THE Duke and Duchess of Sussex have revealed the new name for their rebrand after the use of Royal was blocked by The Queen.
Of which, under the circumstances of Harry stepping down as a senior royal, there’s a rather fitting, aristocrat anagram: Earl Welch.
Driving home stereotypes
ACADEMICS from the universities of Westminster and Cambridge have concluded that men are more dangerous behind the wheel than women.
We needed research to tell us this?
FORMER F1 boss Bernie Ecclestone has revealed he’s to be a father again at the grand old age of 89.
“I don’t see there’s any difference between being 89 and 29,” he says.
“You’ve got the same problems I suppose.”
Except, of course, for guaranteed death before your child is even out of their teens.
Leo McKinstryBoris isn't the first PM to get sick in office - he must rest until recovered
ALLY ROSSSteph McGovern was right when she said her show would be 'rough around the edges'
DAN WOOTTONLet’s get angrier at China's cruel wet markets that caused coronavirus
THE SUN SAYSStay strong Boris - we need you to guide us out of this crisis
TONY PARSONSThink of Lucy’s face if you’re tempted to ignore social isolation this weekend
TREVOR KAVANAGHWe need to save our economy or we won't be ready for the next catastrophe
'Fire up the Toyota Prius'

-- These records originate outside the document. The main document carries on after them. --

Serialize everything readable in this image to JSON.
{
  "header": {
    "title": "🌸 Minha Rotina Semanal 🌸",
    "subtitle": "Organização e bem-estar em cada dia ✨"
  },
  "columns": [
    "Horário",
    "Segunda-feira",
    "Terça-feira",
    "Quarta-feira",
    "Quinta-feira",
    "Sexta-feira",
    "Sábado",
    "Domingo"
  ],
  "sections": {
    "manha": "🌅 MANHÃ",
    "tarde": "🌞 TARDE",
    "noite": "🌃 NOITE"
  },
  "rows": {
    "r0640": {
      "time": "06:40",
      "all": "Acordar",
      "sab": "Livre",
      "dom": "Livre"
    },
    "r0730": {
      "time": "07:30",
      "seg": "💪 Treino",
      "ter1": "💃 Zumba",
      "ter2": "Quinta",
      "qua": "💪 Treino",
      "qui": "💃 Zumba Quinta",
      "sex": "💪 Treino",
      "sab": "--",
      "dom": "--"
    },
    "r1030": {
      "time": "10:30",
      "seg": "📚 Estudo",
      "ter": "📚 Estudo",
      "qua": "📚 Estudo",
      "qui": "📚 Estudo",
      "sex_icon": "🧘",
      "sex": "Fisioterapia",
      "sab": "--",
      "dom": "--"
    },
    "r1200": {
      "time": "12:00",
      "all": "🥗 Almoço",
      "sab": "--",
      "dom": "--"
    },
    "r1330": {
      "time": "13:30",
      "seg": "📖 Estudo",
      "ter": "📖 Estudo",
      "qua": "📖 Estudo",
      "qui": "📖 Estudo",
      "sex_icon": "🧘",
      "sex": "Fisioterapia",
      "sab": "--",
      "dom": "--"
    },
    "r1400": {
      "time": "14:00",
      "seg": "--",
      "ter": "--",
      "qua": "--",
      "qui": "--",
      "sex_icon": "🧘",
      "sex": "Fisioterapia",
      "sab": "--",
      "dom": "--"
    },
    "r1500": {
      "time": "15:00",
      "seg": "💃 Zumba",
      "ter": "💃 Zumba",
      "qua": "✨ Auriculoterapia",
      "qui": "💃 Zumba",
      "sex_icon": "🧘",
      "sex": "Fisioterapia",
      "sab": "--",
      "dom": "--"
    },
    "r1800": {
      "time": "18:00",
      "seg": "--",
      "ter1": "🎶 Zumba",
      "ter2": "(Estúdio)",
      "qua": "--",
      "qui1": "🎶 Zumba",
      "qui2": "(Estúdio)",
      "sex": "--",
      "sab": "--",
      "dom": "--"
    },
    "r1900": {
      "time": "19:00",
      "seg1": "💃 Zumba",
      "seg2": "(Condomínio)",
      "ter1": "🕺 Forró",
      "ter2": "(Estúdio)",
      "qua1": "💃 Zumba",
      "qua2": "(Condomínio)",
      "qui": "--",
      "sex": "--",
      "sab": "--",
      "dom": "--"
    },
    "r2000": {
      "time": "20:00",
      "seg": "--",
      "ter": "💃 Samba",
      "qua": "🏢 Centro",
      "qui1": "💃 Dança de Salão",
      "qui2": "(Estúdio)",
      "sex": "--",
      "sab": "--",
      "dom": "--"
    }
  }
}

SOME good news: They’re making another series of the superb Life On Mars, starring John Simm and Philip Glenister.
Less thrilling is the suggestion that it will be set in the modern day.
Gene Hunt barking: “Fire up the Toyota Prius” doesn’t have quite the same appeal.